It's always difficult to know how much weight to assign to a survey that some company or organisation commission. Commissioning a survey's a bit like getting a consultancy in to do a report and make some recommendations - with the right steer (and the right company - I'm sure YouGov are as squeaky-clean as can be) you can get the report and recommendations you want. You pay us - and we'll tell you what you want to hear.
With the survey the usual aim is to get media coverage. The BBC, for example, wouldn't usually touch a company press release - but if it's accompanied by a survey ("There Really Are More Crashes on Friday, Say Insurers") the deal is that the company get a namecheck and the media org gets some free news that a lazy hack can just paste into a story.
This one, by the Mental Health Foundation, got wide coverage including the BBC and the Sun.
According to a new public attitudes survey out today, 1 in 7 adults are reluctant to have children (15%) and 1 in 4 less inclined to plan for the future (27%) because of world troubles.
In a YouGov survey commissioned by the Mental Health Foundation, 70% of people say they are most worried about terrorism and 58% by immigration. In contrast, environmental issues are less of a concern – only a third are worried about climate change (38%) and a quarter by the threat of a natural disaster (23%).
Two teensy pointettes

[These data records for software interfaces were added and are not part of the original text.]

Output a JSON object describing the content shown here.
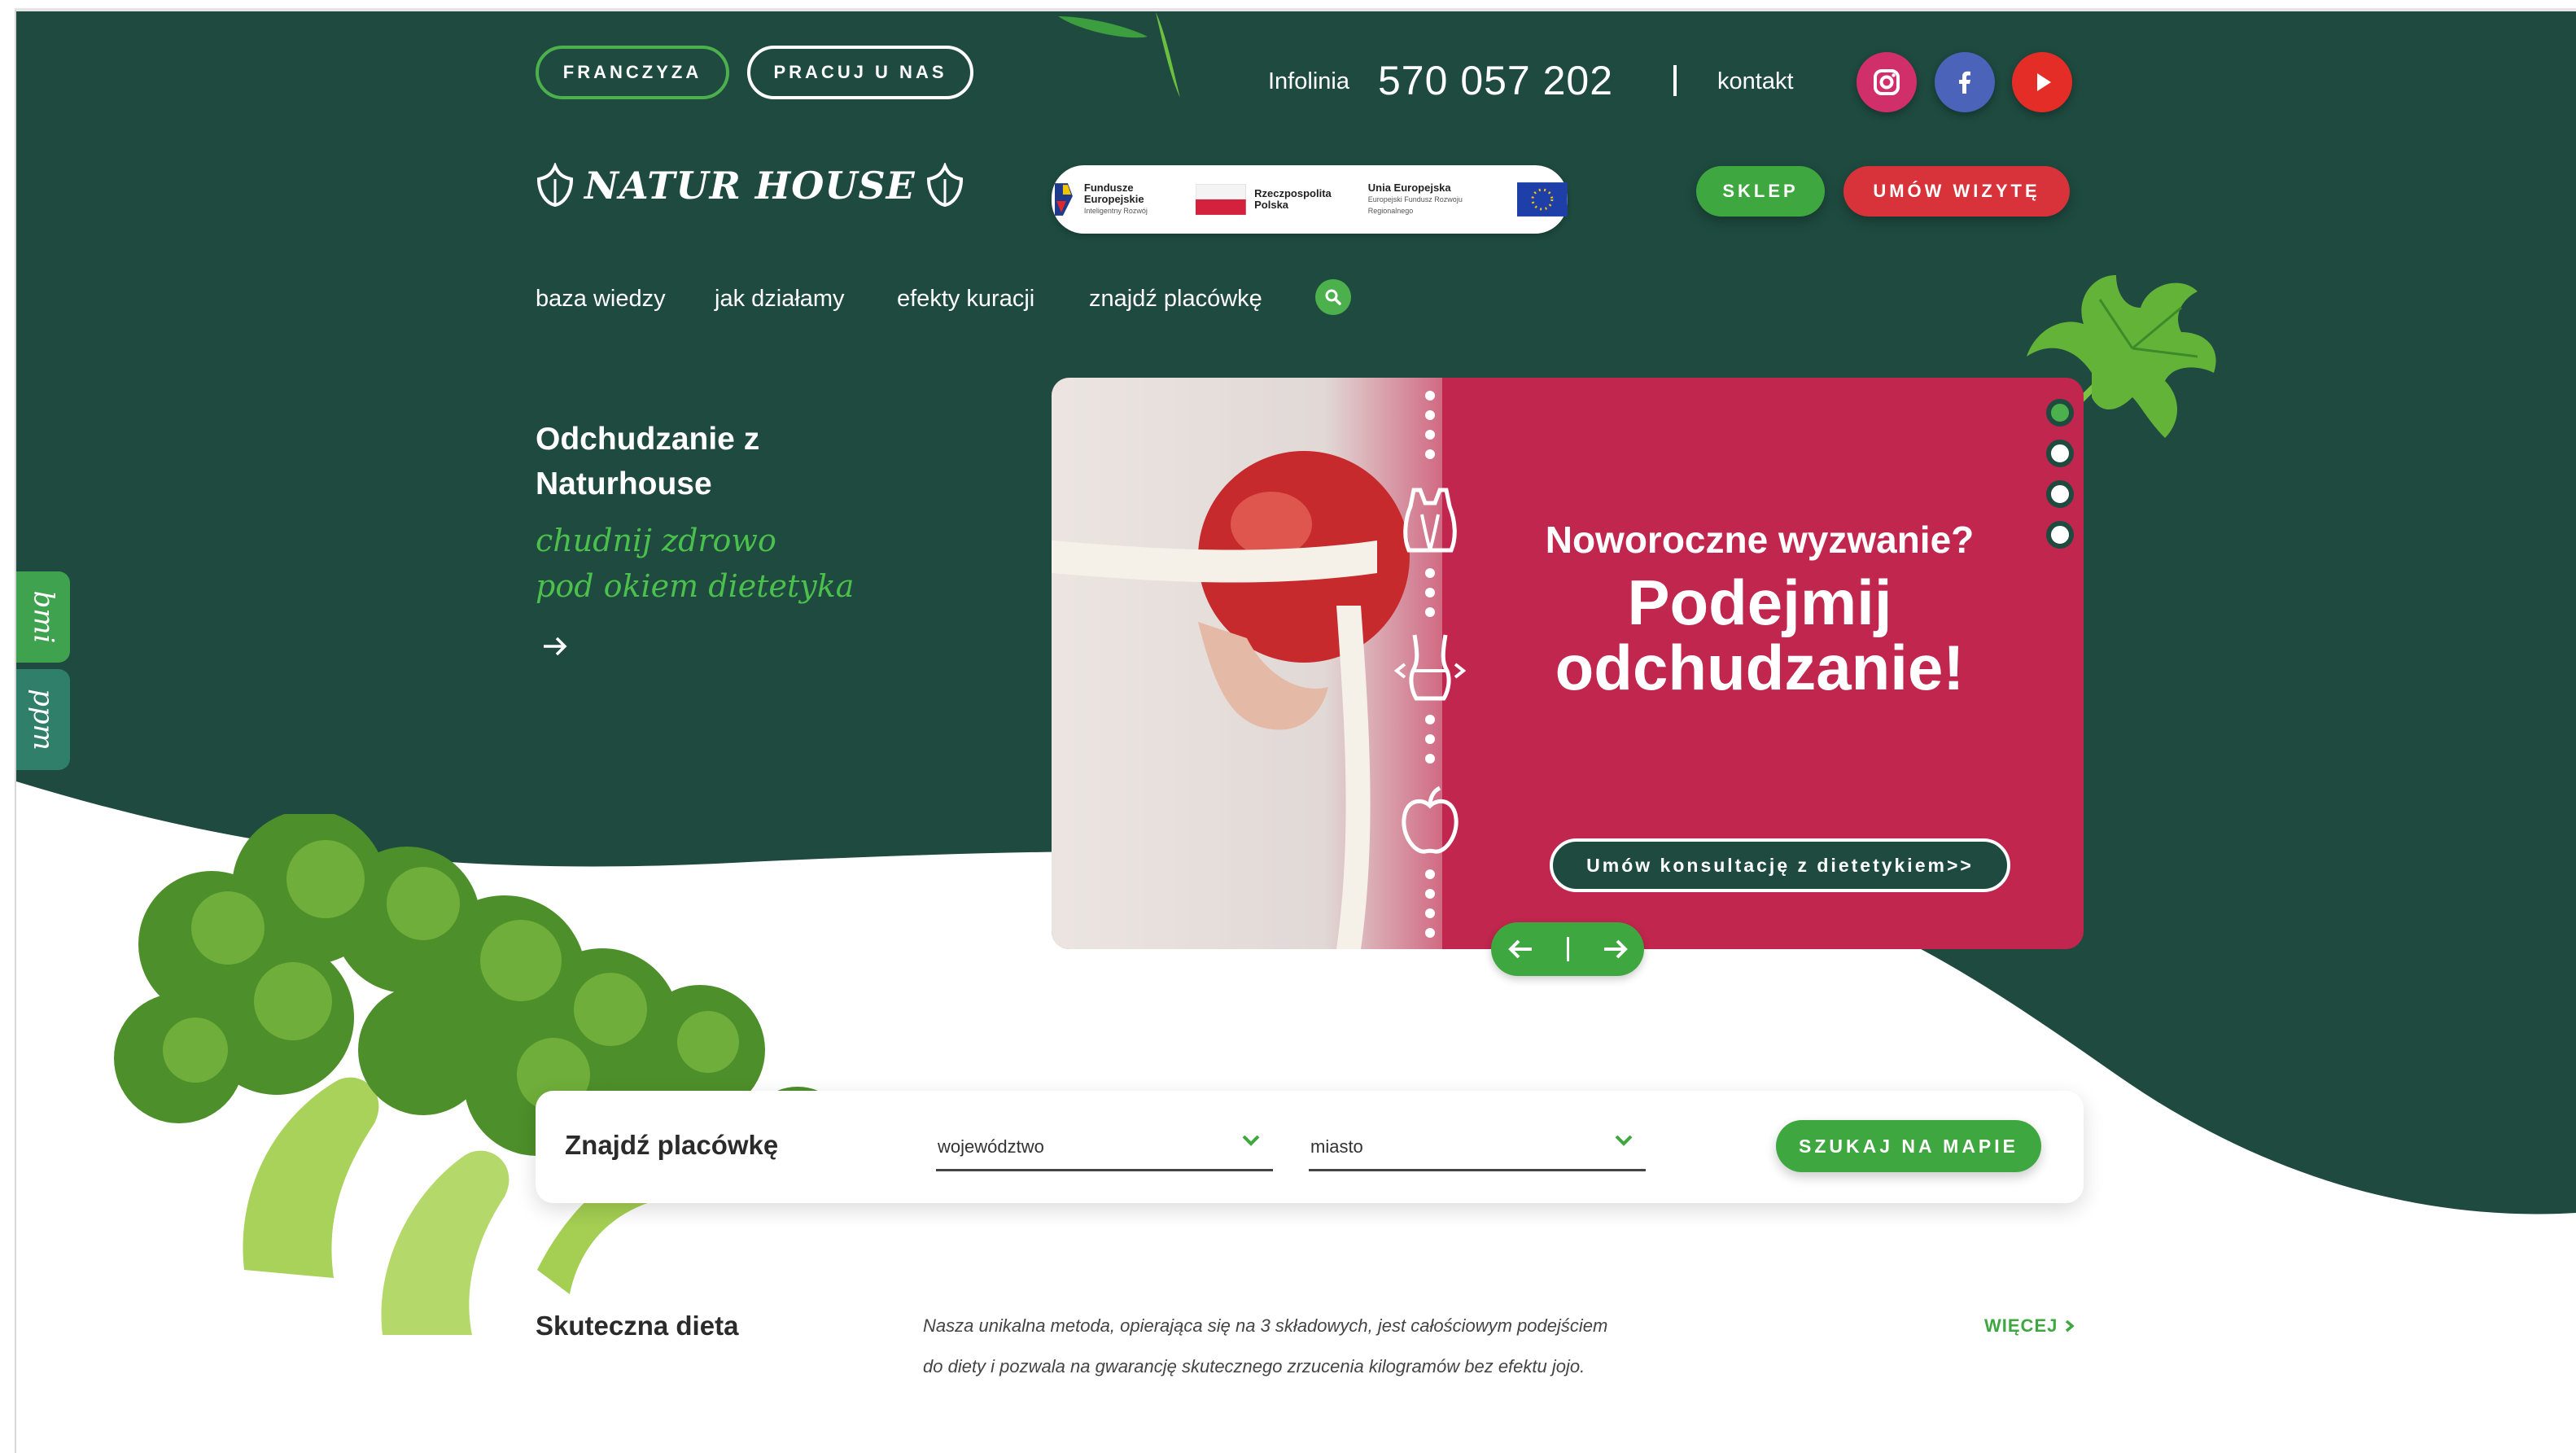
{
  "header": {
    "franchise_label": "FRANCZYZA",
    "jobs_label": "PRACUJ U NAS",
    "hotline_label": "Infolinia",
    "hotline_number": "570 057 202",
    "contact_label": "kontakt",
    "social": [
      {
        "name": "instagram-icon",
        "color": "#d12f6a"
      },
      {
        "name": "facebook-icon",
        "color": "#4b63b8"
      },
      {
        "name": "youtube-icon",
        "color": "#e52d27"
      }
    ],
    "logo_text": "NATUR HOUSE",
    "shop_label": "SKLEP",
    "appointment_label": "UMÓW WIZYTĘ"
  },
  "eu_logos": [
    {
      "title": "Fundusze Europejskie",
      "subtitle": "Inteligentny Rozwój"
    },
    {
      "title": "Rzeczpospolita Polska",
      "subtitle": ""
    },
    {
      "title": "Unia Europejska",
      "subtitle": "Europejski Fundusz Rozwoju Regionalnego"
    }
  ],
  "nav": {
    "items": [
      "baza wiedzy",
      "jak działamy",
      "efekty kuracji",
      "znajdź placówkę"
    ]
  },
  "hero": {
    "title_line1": "Odchudzanie z",
    "title_line2": "Naturhouse",
    "script_line1": "chudnij zdrowo",
    "script_line2": "pod okiem dietetyka"
  },
  "slider": {
    "question": "Noworoczne wyzwanie?",
    "headline_line1": "Podejmij",
    "headline_line2": "odchudzanie!",
    "cta_label": "Umów konsultację z dietetykiem>>",
    "slide_count": 4,
    "active_slide": 1,
    "accent_color": "#c0264e"
  },
  "side_tabs": {
    "bmi": "bmi",
    "ppm": "ppm"
  },
  "finder": {
    "title": "Znajdź placówkę",
    "region_placeholder": "województwo",
    "city_placeholder": "miasto",
    "search_label": "SZUKAJ NA MAPIE"
  },
  "diet": {
    "title": "Skuteczna dieta",
    "description_line1": "Nasza unikalna metoda, opierająca się na 3 składowych, jest całościowym podejściem",
    "description_line2": "do diety i pozwala na gwarancję skutecznego zrzucenia kilogramów bez efektu jojo.",
    "more_label": "WIĘCEJ"
  },
  "colors": {
    "brand_dark_green": "#1e4a3f",
    "brand_green": "#3fa73f",
    "accent_red": "#d8333a"
  }
}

a) the figure for people worried about immigration is remarkably high, given that every official medium tells us that there's nothing at all to worry our bigoted little heads about.
b) if fear of terror or worries about immigration lessen the natives desire to breed, then we've potentially got a feedback loop in operation. On immigration, the less the natives breed, the more they notice the ratio of natives to non-natives falling, which lessens desire and so on. On terror - if an incomer group has a high birth rate, or at least one which is NOT lowered by fear of terrorism, then terrorism could almost be said to be a rational demographic strategy, if it lowered native fertility.
That of course would be a simplistic, biologically determinist view. But there's more to people than that, thank God. We don't actually act like ants or bees. Not all the time, anyway.
And in any event, the actual survey stats and methodology don't seem to have been released, so my theoretical house rests on shaky foundations. Perhaps the people who are reluctant to have kids ARE the incomers. I don't think it's likely, but it's possible.
Dealing with Speech at UC Berkeley
2 hours ago